[Data about app and page elements]

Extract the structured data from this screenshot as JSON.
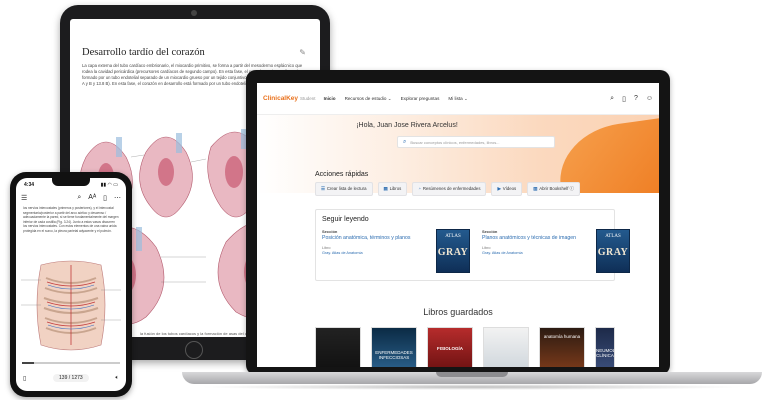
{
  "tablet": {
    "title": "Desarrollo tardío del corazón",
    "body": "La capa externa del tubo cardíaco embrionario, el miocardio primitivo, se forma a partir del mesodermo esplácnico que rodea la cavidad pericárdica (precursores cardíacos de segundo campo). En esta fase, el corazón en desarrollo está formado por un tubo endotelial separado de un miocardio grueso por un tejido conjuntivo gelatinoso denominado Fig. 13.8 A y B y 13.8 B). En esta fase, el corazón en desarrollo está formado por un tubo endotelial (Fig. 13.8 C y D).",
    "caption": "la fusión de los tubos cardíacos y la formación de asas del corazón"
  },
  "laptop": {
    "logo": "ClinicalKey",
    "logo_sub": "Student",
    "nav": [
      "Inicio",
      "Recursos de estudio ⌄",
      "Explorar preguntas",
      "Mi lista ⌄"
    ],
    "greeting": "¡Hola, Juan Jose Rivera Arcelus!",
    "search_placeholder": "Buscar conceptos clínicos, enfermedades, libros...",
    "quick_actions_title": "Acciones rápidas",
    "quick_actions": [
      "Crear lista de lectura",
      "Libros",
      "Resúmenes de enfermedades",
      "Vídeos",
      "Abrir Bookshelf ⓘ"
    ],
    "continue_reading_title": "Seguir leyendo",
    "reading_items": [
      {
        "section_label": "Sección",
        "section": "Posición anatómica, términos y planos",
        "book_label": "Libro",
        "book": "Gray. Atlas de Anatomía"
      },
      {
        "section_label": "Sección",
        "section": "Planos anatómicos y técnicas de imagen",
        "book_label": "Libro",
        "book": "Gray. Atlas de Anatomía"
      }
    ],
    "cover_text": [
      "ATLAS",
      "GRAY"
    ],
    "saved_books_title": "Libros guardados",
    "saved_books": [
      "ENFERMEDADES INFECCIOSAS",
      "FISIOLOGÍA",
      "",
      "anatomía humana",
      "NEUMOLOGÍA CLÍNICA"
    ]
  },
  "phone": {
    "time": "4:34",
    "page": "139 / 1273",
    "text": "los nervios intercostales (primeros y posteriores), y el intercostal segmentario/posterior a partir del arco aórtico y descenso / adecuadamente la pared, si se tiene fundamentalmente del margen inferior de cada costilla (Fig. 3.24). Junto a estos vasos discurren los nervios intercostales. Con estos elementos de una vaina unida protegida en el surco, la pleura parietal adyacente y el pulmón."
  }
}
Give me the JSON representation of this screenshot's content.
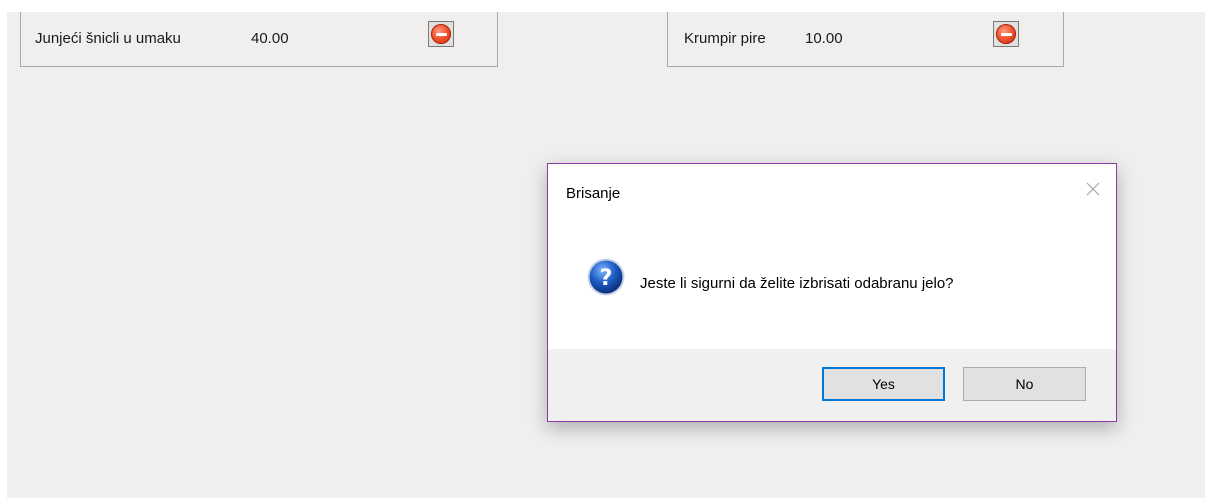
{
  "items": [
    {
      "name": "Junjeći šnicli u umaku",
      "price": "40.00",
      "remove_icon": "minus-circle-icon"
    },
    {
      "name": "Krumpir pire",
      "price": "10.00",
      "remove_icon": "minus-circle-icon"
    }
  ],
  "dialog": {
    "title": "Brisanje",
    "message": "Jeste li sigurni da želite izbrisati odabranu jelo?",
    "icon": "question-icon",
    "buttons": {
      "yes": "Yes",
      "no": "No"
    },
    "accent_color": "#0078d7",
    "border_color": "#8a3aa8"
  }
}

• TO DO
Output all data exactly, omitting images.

• EXPECTED ANSWER
Extract the structured data from this screenshot as JSON.
{
  "tablet": {
    "title": "Desarrollo tardío del corazón",
    "body": "La capa externa del tubo cardíaco embrionario, el miocardio primitivo, se forma a partir del mesodermo esplácnico que rodea la cavidad pericárdica (precursores cardíacos de segundo campo). En esta fase, el corazón en desarrollo está formado por un tubo endotelial separado de un miocardio grueso por un tejido conjuntivo gelatinoso denominado Fig. 13.8 A y B y 13.8 B). En esta fase, el corazón en desarrollo está formado por un tubo endotelial (Fig. 13.8 C y D).",
    "caption": "la fusión de los tubos cardíacos y la formación de asas del corazón"
  },
  "laptop": {
    "logo": "ClinicalKey",
    "logo_sub": "Student",
    "nav": [
      "Inicio",
      "Recursos de estudio ⌄",
      "Explorar preguntas",
      "Mi lista ⌄"
    ],
    "greeting": "¡Hola, Juan Jose Rivera Arcelus!",
    "search_placeholder": "Buscar conceptos clínicos, enfermedades, libros...",
    "quick_actions_title": "Acciones rápidas",
    "quick_actions": [
      "Crear lista de lectura",
      "Libros",
      "Resúmenes de enfermedades",
      "Vídeos",
      "Abrir Bookshelf ⓘ"
    ],
    "continue_reading_title": "Seguir leyendo",
    "reading_items": [
      {
        "section_label": "Sección",
        "section": "Posición anatómica, términos y planos",
        "book_label": "Libro",
        "book": "Gray. Atlas de Anatomía"
      },
      {
        "section_label": "Sección",
        "section": "Planos anatómicos y técnicas de imagen",
        "book_label": "Libro",
        "book": "Gray. Atlas de Anatomía"
      }
    ],
    "cover_text": [
      "ATLAS",
      "GRAY"
    ],
    "saved_books_title": "Libros guardados",
    "saved_books": [
      "ENFERMEDADES INFECCIOSAS",
      "FISIOLOGÍA",
      "",
      "anatomía humana",
      "NEUMOLOGÍA CLÍNICA"
    ]
  },
  "phone": {
    "time": "4:34",
    "page": "139 / 1273",
    "text": "los nervios intercostales (primeros y posteriores), y el intercostal segmentario/posterior a partir del arco aórtico y descenso / adecuadamente la pared, si se tiene fundamentalmente del margen inferior de cada costilla (Fig. 3.24). Junto a estos vasos discurren los nervios intercostales. Con estos elementos de una vaina unida protegida en el surco, la pleura parietal adyacente y el pulmón."
  }
}
Give me the JSON representation of this screenshot's content.
{
  "items": [
    {
      "name": "Junjeći šnicli u umaku",
      "price": "40.00",
      "remove_icon": "minus-circle-icon"
    },
    {
      "name": "Krumpir pire",
      "price": "10.00",
      "remove_icon": "minus-circle-icon"
    }
  ],
  "dialog": {
    "title": "Brisanje",
    "message": "Jeste li sigurni da želite izbrisati odabranu jelo?",
    "icon": "question-icon",
    "buttons": {
      "yes": "Yes",
      "no": "No"
    },
    "accent_color": "#0078d7",
    "border_color": "#8a3aa8"
  }
}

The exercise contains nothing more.